on the power of the Commillioners, which The following proicft was immediately en are now iinposed for the first time in this tered,
bill, cry with them an intimation highly DISSENTIENT.

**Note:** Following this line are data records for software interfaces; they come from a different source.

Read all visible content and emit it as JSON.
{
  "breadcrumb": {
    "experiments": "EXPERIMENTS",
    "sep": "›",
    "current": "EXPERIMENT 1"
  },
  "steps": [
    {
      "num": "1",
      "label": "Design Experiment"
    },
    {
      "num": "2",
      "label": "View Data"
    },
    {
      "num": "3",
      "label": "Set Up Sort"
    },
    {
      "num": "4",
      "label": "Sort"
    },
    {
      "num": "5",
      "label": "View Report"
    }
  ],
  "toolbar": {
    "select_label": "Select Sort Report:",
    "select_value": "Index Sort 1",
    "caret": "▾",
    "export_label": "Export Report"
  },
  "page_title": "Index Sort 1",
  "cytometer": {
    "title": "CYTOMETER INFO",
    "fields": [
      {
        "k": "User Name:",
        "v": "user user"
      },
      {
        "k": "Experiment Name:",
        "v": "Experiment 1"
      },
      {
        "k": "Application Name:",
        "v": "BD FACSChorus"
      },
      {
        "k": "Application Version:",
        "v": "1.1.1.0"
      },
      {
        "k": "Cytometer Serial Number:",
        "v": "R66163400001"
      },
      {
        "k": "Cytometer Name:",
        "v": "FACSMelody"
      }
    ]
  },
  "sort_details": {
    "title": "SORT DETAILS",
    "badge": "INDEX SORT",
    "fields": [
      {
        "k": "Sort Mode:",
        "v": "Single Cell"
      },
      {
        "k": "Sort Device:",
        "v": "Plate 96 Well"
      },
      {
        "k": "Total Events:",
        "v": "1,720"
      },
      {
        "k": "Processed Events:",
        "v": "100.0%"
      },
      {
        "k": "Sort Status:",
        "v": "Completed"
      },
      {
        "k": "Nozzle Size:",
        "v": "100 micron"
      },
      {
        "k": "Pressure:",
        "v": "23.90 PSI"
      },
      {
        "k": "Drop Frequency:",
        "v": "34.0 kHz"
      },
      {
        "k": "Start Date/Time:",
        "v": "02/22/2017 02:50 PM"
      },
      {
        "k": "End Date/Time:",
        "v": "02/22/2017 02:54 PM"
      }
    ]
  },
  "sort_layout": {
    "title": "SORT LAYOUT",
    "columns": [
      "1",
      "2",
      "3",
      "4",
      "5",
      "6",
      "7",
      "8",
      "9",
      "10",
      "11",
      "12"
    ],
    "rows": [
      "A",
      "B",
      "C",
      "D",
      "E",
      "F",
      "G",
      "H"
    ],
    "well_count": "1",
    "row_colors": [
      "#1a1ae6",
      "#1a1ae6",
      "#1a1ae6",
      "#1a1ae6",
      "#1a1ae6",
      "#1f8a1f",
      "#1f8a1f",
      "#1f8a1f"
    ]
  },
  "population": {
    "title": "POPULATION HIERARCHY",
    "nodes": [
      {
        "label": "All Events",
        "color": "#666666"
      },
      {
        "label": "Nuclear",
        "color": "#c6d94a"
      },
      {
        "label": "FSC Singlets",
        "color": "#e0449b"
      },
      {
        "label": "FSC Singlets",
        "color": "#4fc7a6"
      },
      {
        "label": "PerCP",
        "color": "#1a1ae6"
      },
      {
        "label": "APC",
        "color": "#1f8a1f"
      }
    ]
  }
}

derogatory to the honour and wisdom of this ift. Because we object altogether to the House; inasmuch as they imply, that in the very ftile and form of the present bill, inaf very moment when this House felt the mott much as it purports to be a Declaratory Bill tender apprehensions for the lifety of c.of a kind as dangerous in its application as it tered rights, and when they were moft anis certainly unusual, if not new in its principle. xiously alarmed for the confequencca of If the Act of the 24th of his Majelly be clearly ciaosferring the power and patronage of expreffed, any declaraticn of its lenfe is evi the Company even for a lime, they confcidently unnecessary; if it be worded, whether oudy and deliberately parled an 227, by which from accident or design, in dark and equi. thule riglits were to be superseded, and that vocal terms, we conceive, that, in order to do power and patronage in effect vested in the away every ambiguity, the mode most open Board of Controui for ever, without sufand candid in itself, as well as most regular ficient checks and guards to protect the one, and conformable to the usage of Parliament, or to prevent the corrupt use of the other. would have been by a bill to explain and The auihors of these limiting and restraining amend, and not to declare.-And we cannot clvules have left to the majority of this House but behold this extraordinary bill with yet no other refuge from the imputation of this greater alım, when it bas been avowed that inconsistency, but in an ignorance of that it is intended to operate as an Act of Indem. meaning, winch we are now called upon to wily for past measures not explicitly stated. declare, VOL. XIII,